Here is the distraction: our CEMS coordinator in the beginning of July sent out an email with the offer of an internship in the autumn at the United Nations in New York City. At first I was not very excited by the email: First of all, I had planned to spend the autumn writing my thesis, and second of all, the internship was unpaid, and as a good classmate said “Why on earth would you want to work for free?”. A fair point, obviously, as there were several available internships that offered paid positions, and NYC is, after all, one of the most expensive cities in the world to live in.

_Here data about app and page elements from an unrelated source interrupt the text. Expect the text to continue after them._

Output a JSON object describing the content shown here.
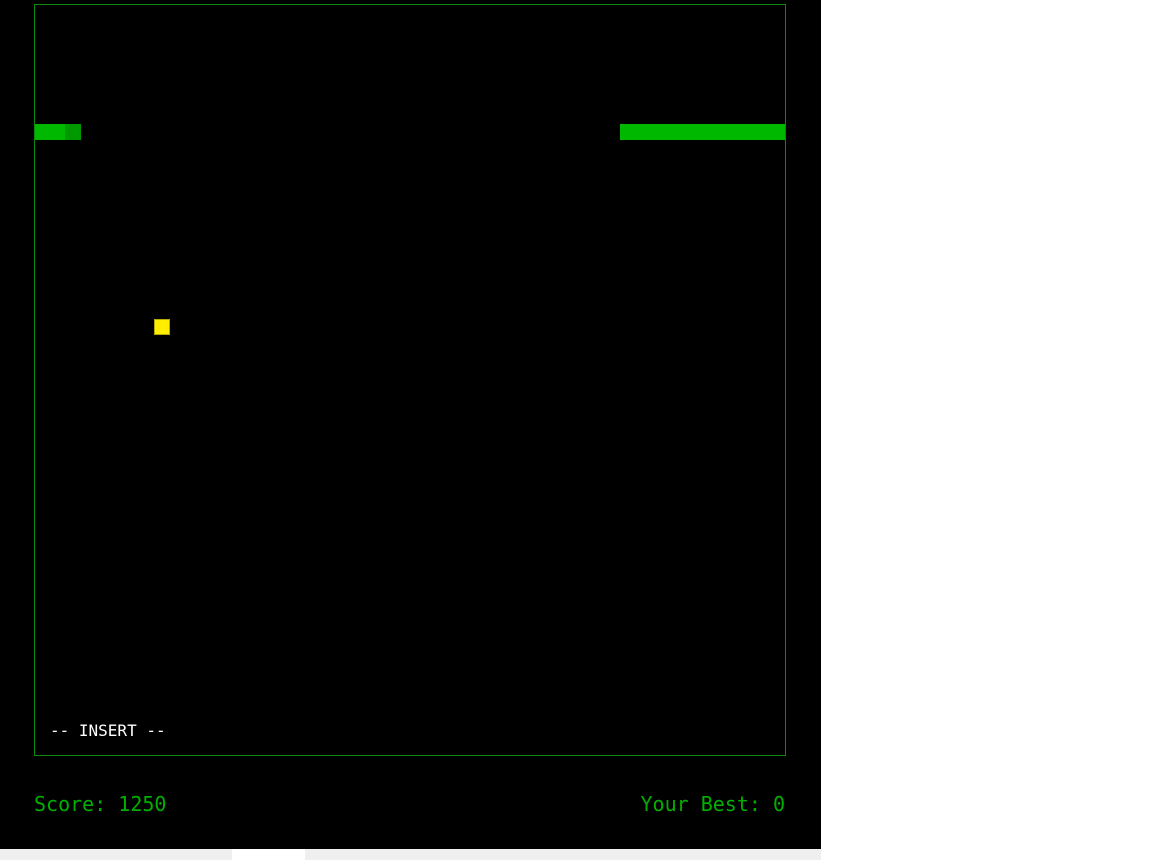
{
  "game": {
    "mode_text": "-- INSERT --",
    "score_label": "Score: ",
    "score_value": "1250",
    "best_label": "Your Best: ",
    "best_value": "0"
  },
  "colors": {
    "background": "#000000",
    "border": "#0a8a0a",
    "snake": "#00b800",
    "food": "#ffee00",
    "hud_text": "#00b000",
    "mode_text": "#ffffff"
  }
}
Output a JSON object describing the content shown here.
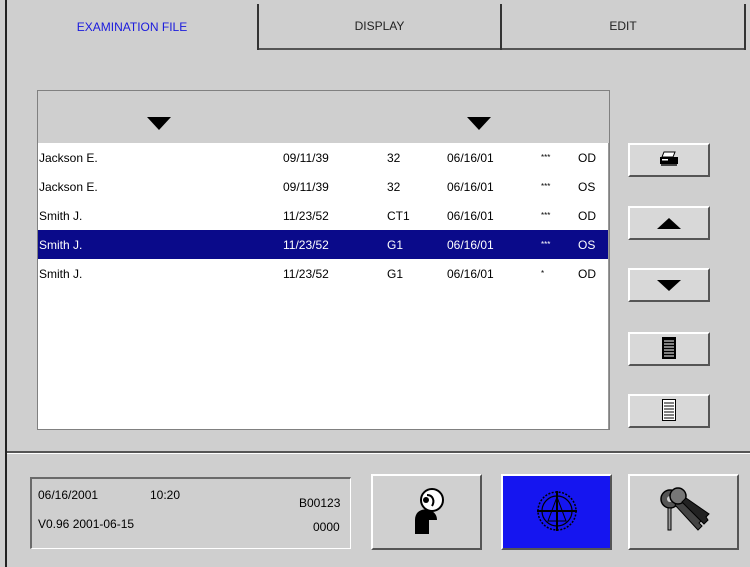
{
  "tabs": [
    {
      "label": "EXAMINATION FILE",
      "active": true
    },
    {
      "label": "DISPLAY",
      "active": false
    },
    {
      "label": "EDIT",
      "active": false
    }
  ],
  "records": [
    {
      "name": "Jackson E.",
      "birth_date": "09/11/39",
      "program": "32",
      "exam_date": "06/16/01",
      "reliability": "***",
      "eye": "OD",
      "selected": false
    },
    {
      "name": "Jackson E.",
      "birth_date": "09/11/39",
      "program": "32",
      "exam_date": "06/16/01",
      "reliability": "***",
      "eye": "OS",
      "selected": false
    },
    {
      "name": "Smith J.",
      "birth_date": "11/23/52",
      "program": "CT1",
      "exam_date": "06/16/01",
      "reliability": "***",
      "eye": "OD",
      "selected": false
    },
    {
      "name": "Smith J.",
      "birth_date": "11/23/52",
      "program": "G1",
      "exam_date": "06/16/01",
      "reliability": "***",
      "eye": "OS",
      "selected": true
    },
    {
      "name": "Smith J.",
      "birth_date": "11/23/52",
      "program": "G1",
      "exam_date": "06/16/01",
      "reliability": "*",
      "eye": "OD",
      "selected": false
    }
  ],
  "status": {
    "date": "06/16/2001",
    "time": "10:20",
    "version": "V0.96  2001-06-15",
    "device_id": "B00123",
    "counter": "0000"
  },
  "icons": {
    "print": "printer-icon",
    "scroll_up": "arrow-up-icon",
    "scroll_down": "arrow-down-icon",
    "page_full": "document-filled-icon",
    "page_empty": "document-lines-icon",
    "patient": "patient-icon",
    "perimetry": "visual-field-icon",
    "keys": "keys-icon"
  },
  "colors": {
    "selection": "#0a0a8a",
    "active_tab_text": "#1a1add",
    "perimetry_button": "#1515f0"
  }
}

However, at that point I still was not sure in which direction I should develop my career, and, I was still playing with the thought of working for either an IO or NGO, or somewhere where I would have the opportunity to address global challenges and help to raise the living standards in developing countries. So, based on this lack of clear direction in career-path,I decided to apply.
Two weeks later I was standing outside the Chrysler building, where the UNAOC office is located. For those not familiar with the UN family – it is huge. The UN comprises 6 core bodies, and in addition has 14 specialized agencies and 12 funds and programmes, being managed by approximately 56,000 staff members.

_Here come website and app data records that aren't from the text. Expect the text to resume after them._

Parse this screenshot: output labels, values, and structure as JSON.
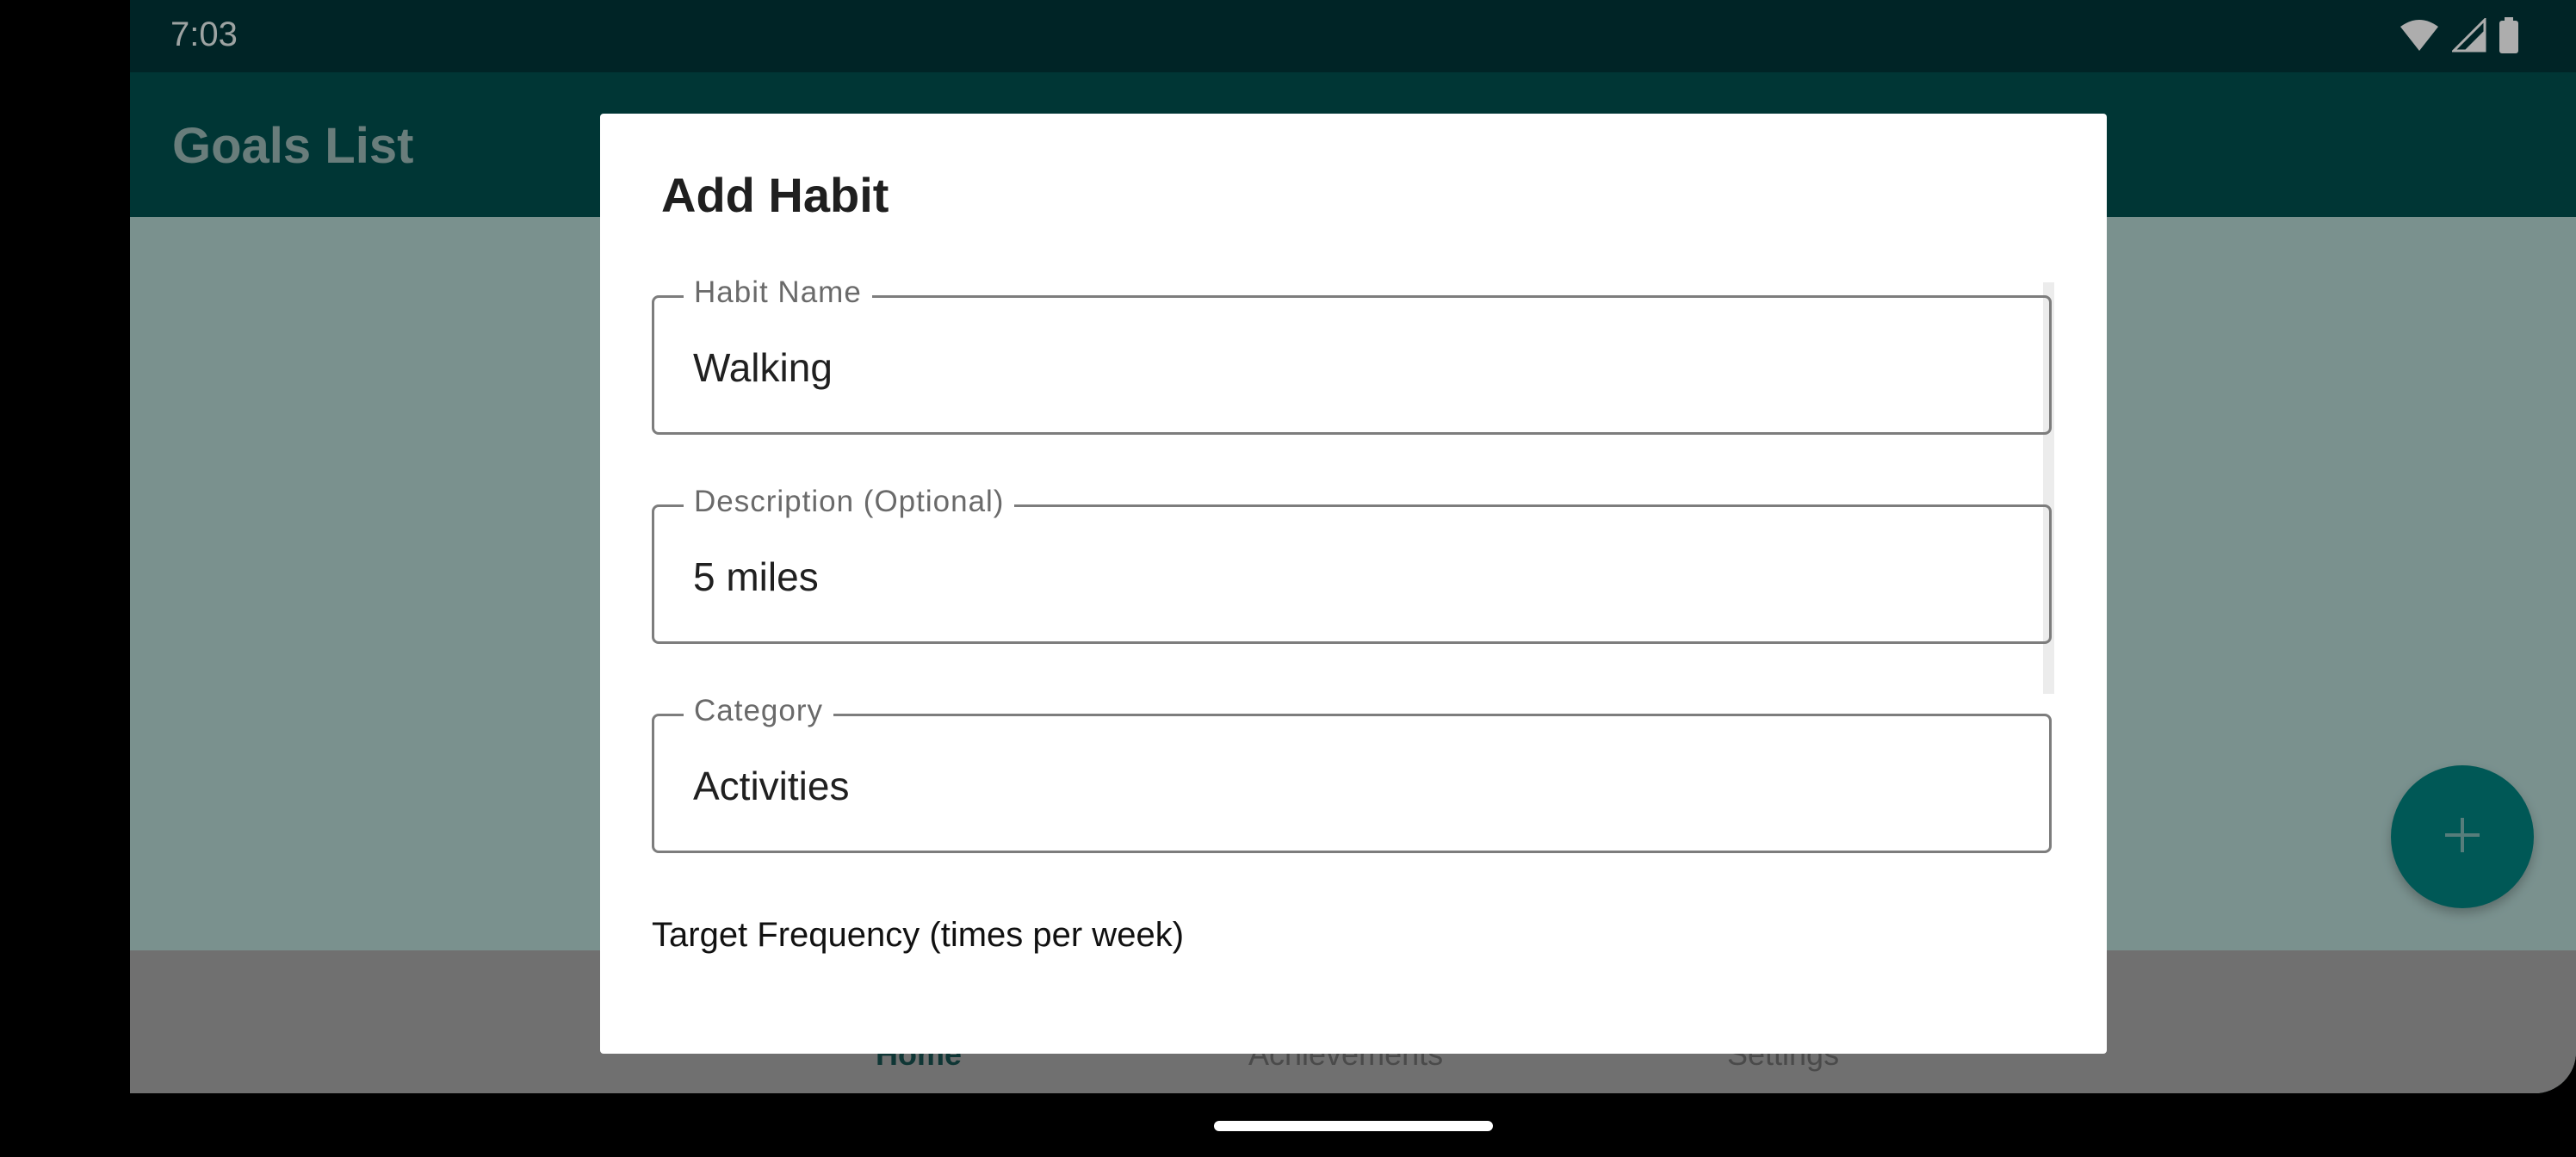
{
  "status_bar": {
    "time": "7:03",
    "icons": [
      "wifi-icon",
      "signal-icon",
      "battery-icon"
    ]
  },
  "app_bar": {
    "title": "Goals List"
  },
  "bottom_nav": {
    "items": [
      {
        "label": "Home",
        "selected": true
      },
      {
        "label": "Achievements",
        "selected": false
      },
      {
        "label": "Settings",
        "selected": false
      }
    ]
  },
  "fab": {
    "icon": "plus-icon"
  },
  "dialog": {
    "title": "Add Habit",
    "fields": [
      {
        "label": "Habit Name",
        "value": "Walking"
      },
      {
        "label": "Description (Optional)",
        "value": "5 miles"
      },
      {
        "label": "Category",
        "value": "Activities"
      }
    ],
    "target_frequency_label": "Target Frequency (times per week)"
  },
  "colors": {
    "status_bar": "#003538",
    "app_bar": "#00504f",
    "fab": "#00827f",
    "dialog_background": "#ffffff"
  }
}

UNAOC (United Nations Alliance of Civilizations), my new employer, was established back in 2005, as an initiative of the UN Secretary General, with the aims to improve understanding and cooperation between states and people of different cultures and religions. It tries to counter the forces that contribute to extremism and polarization by encouraging dialogue, understanding and respect among people from diverse cultural and religious backgrounds, through various different projects and initiatives that are being run by the organization.
The High Representative for the UNAOC is the former President of Portugal, Jorge Sampaio. The office itself is really small – all in all we were around 14 employees (some were frequently on missions), of which four were interns, all having different academic and national backgrounds. The official working hours were from 9AM-5PM, however people used to arrive around 10AM and did not leave earlier than 7PM. During the day I was sitting in meetings, attending sessions or specific events at the HQs, or conducting research for the projects I was working on. When I arrived my supervisor was still on maternity leave, so there was a lot of work that had to be done for the Youth Program. The days were pretty busy, each of them offering a new learning point or something to think about. Furthermore, at the UN in NYC, there are around 400 international interns. This means that we had our own little international community, which offered lots of activities and networking events such as philosophical debates, language classes, mission visits, Backstreet Boys concert, kayaking on the Hudson River etc.

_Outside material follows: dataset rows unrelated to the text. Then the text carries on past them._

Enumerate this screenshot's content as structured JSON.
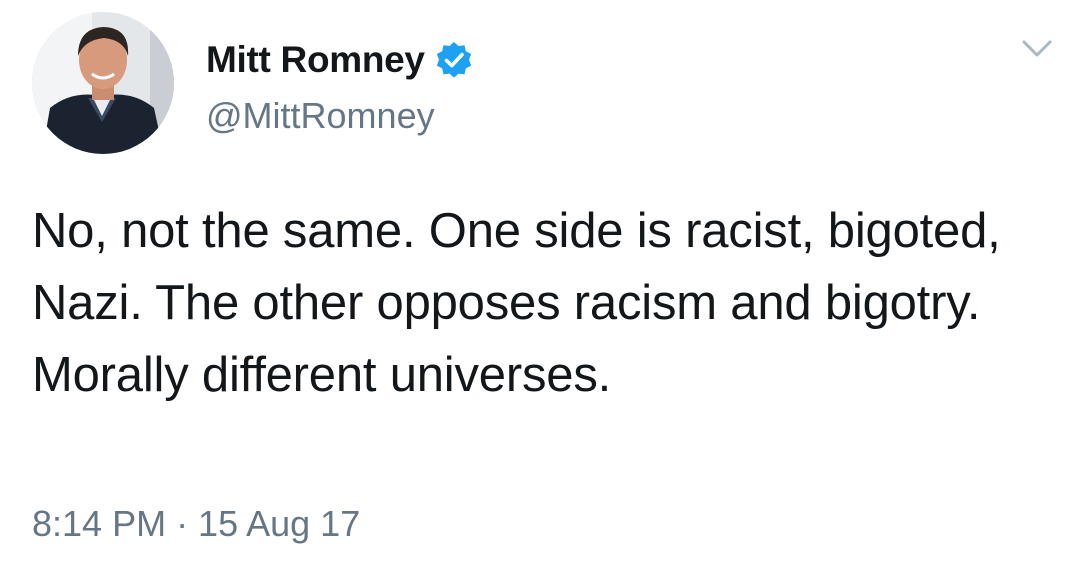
{
  "tweet": {
    "author": {
      "display_name": "Mitt Romney",
      "handle": "@MittRomney",
      "verified": true
    },
    "text": "No, not the same. One side is racist, bigoted, Nazi. The other opposes racism and bigotry. Morally different universes.",
    "timestamp": "8:14 PM · 15 Aug 17"
  },
  "icons": {
    "verified": "verified-badge-icon",
    "menu": "chevron-down-icon"
  },
  "colors": {
    "text": "#14171a",
    "secondary_text": "#657786",
    "verified_blue": "#1da1f2",
    "caret": "#aab8c2",
    "background": "#ffffff"
  }
}
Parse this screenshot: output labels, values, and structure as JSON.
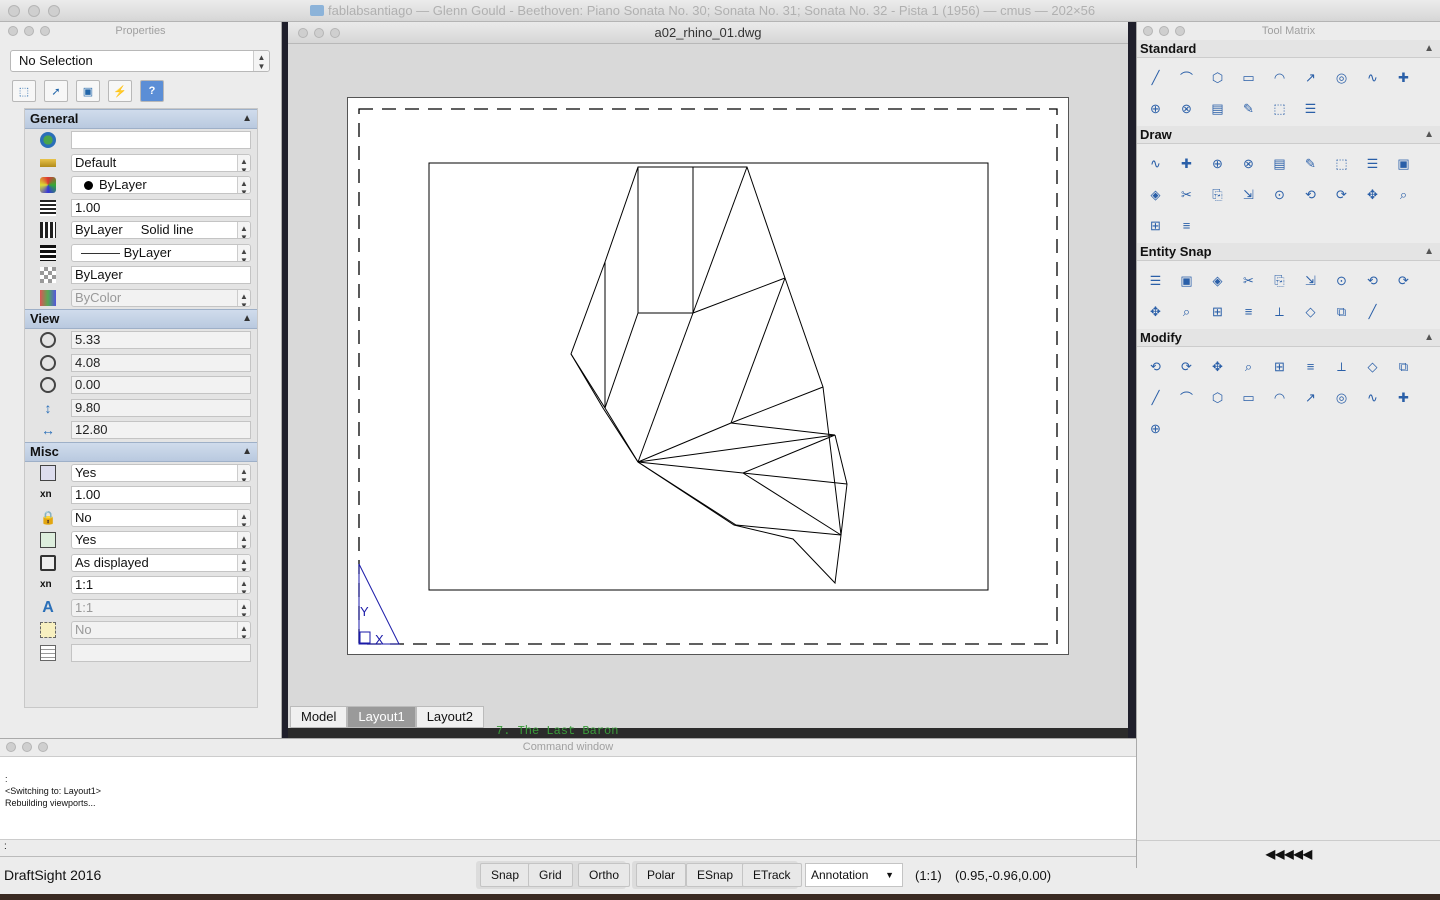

One of the great things about working in such a place is, that you never really know who you can meet or when. At some point I managed to walk into Aung San Suu Kyi on the staircase, and I had a talk with Jeffrey Sachs about snacks (of all things) and had a dinner with the President of Iran, Mahmoud Ahmadinejad, asking him questions about international relations, bombs, and, well, family.
So, looking back now – working for free was definitely worth it.